Others included a 1929 2-1/2 h.p. Blackstone, a vast 1928 3HF 6-h.p. Gardner heavy oil engine weighing a ton, once used to drive the lighting set at a house at Crickhowell but saved in a very derelict condition, a 1917 2-1/2 h.p. Lister which had spent its entire working life on a Redmarley farm, a 1920 7-h.p. Blackstone which ran on lamp oil, requiring a blowlamp to get it going, a Duz-Go (which wasn’t going), a Bamford with hit-and-miss governer, an enormous 1917 12-3/4 h.p. Blackstone, Crossleys and Ruston Hornsbys in various sizes including a 1921 5-h.p. Crossley used to drive a Newtown printing press until 1926 and a sawbench in the same town until 1963 and restored by its present owner last year, a Fairbanks Morse, an Amenco and many more. [These engines have the same fascinating histories as veteran cars did forty years ago and if any more remain to be salvaged I would be glad to hear of them.—Ed.]
A grand array of traction engines and steam waggons took the rally arena to the tune of Elgar’s “Pomp and Circumstance”, headed by two fine Fowler Showman’s road locomotives. The rest were well paired, and I noticed that Foden’s had sent their 1916 5-tonner, Robert Wynn (about whom Motor Sport readers are aware) their 1920 Fowler which hauled their heavy loads up to 1932, and that a local entrant of several engines, Michael Salmon, had his 1914 RNAS Foden 5-tonner, en solids, with centre-pivot steering, towing an authentic Foden trailer. In view of the number of people who threaten to build practical steam cars but never do, I was intrigued by Mr. Harding’s very practical example, which had been driven to the rally from Leicester. It consists of a Bradford van equipped with a cab, canopy and funnel, and propelled by an early vertical two-cylinder simple-acting steam launch engine of unknown make, supplied from a lagged vertical boiler, this silent-functioning vehicle aptly named “The Novelty”. As the various steamers paraded at a slow walking pace the commentator bravely read some verses in their honour, nearly causing us to weep for the nostalgia of it and the very British scene, the crowd so well behaved, the engines so beautifully presented. Some are still working, a 1929 Sentinel still being used commercially, a Fowler ploughing engine of 1918 vintage being employed for dredging and a 1931 Fowler roller being on holiday from working at the Long Mynd Gliding Club.
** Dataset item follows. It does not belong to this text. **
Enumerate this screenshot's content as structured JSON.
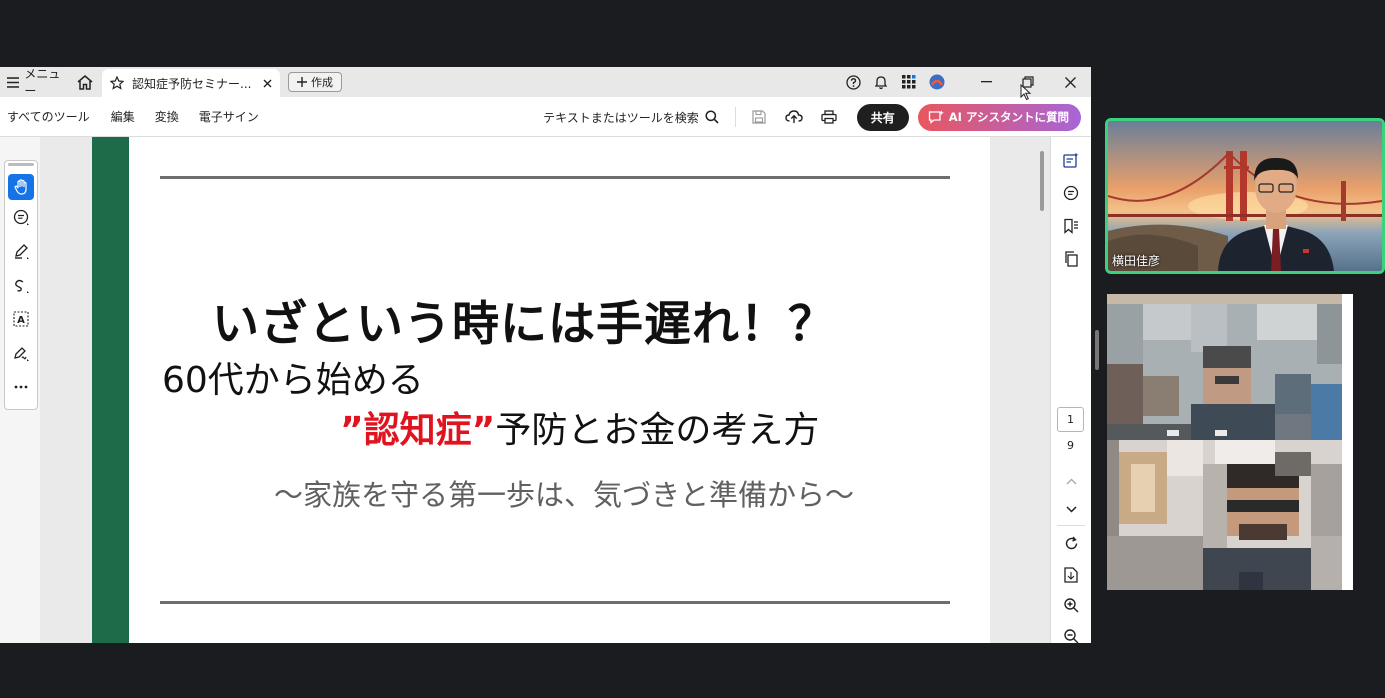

To back up the steamers there was a display of veteran cars, consisting of a blue 1913 15-h.p. Napier doctor’s coupe, 1911 and 1912 Turners, two 1912 40/50 Rolls-Royce tourers, a Model-T Ford of the same age, owned from new by a local Colonel until his death in the mid-1950s, 1911 8 h.p. Renault, 1910 Daimler 15 h.p. two-seater, 1903 Clement, 1904 Turner-Miesse steamer (by R. Hampson who collects this make), 1899 Star and 1899 De Dion Quad. There was also a big concourse of vintage motorcycles, from 1913 Williamson fiat-twin to 1930 V-twin BSA and 350-c.c. Sunbeam, and some vintage commercial vehicles, which included a very fine 1914 X-type Thornycroft 3-ton platform lorry which lay derelict from 1940 until 1962 but has been splendidly restored, even to the name `”Thornycroft” engraved on its inlet manifold, an ex-RAE 1939 Leyland fire-engine, a 1927 Dennis 30-cwt. platform truck used by Gloucester Co-op until after the war and by a farmer until 1964, and a 1935 Leyland Hippo platform lorry which was in use by a ILancashire flour company as recently as 1964.
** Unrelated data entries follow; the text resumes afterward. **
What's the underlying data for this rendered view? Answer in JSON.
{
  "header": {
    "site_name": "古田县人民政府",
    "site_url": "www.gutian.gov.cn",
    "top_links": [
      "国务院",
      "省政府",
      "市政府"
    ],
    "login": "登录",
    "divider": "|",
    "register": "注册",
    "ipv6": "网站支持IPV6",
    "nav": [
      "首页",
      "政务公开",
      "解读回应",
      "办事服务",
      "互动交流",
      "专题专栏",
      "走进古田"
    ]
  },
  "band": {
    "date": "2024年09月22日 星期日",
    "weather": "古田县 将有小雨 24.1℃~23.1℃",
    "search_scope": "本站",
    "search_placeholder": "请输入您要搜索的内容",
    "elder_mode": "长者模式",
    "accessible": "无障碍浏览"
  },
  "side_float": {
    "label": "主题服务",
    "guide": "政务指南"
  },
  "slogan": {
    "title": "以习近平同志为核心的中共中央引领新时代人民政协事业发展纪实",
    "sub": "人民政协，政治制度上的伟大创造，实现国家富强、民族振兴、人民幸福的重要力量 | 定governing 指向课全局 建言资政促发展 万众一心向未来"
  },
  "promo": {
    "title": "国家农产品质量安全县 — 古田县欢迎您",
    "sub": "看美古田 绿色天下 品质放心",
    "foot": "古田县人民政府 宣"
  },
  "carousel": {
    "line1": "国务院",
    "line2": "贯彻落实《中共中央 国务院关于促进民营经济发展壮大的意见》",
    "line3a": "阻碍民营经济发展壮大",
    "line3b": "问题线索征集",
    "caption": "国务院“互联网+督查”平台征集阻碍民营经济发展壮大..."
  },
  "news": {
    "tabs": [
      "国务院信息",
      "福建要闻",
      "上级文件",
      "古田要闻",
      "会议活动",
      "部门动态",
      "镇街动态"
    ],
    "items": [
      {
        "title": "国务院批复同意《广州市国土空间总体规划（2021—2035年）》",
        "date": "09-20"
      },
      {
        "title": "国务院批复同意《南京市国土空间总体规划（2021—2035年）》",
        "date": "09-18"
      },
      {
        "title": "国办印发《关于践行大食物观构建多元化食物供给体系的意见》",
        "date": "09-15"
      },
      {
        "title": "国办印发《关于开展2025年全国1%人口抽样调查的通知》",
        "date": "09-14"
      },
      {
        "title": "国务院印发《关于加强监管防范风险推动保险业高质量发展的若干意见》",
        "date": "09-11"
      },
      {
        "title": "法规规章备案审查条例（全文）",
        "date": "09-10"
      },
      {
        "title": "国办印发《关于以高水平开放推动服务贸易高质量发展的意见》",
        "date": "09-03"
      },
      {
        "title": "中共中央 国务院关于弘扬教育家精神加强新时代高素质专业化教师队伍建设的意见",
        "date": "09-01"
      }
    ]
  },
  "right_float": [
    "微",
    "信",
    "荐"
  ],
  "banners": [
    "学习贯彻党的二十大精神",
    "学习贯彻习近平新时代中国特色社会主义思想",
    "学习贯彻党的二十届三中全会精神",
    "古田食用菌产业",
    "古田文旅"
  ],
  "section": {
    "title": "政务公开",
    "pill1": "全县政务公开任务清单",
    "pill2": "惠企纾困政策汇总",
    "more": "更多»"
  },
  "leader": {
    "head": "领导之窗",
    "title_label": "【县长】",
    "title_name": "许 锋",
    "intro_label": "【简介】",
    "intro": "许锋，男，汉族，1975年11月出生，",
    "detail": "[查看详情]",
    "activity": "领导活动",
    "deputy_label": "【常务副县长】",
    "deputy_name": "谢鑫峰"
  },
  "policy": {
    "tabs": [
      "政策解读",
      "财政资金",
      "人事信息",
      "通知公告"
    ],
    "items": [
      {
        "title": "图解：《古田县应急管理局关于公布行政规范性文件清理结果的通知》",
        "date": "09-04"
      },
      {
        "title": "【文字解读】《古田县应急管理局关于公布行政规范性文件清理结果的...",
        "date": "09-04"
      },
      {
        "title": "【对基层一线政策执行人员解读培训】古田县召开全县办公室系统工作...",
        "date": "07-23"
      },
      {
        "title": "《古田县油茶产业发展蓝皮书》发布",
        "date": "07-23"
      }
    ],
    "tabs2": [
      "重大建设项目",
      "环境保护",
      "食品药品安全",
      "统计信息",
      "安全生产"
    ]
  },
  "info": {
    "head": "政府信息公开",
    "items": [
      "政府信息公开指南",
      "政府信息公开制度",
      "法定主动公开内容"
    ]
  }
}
,Altogether, the Bishop’s Castle Steam Rally is an event not to be missed—next year.—W. B.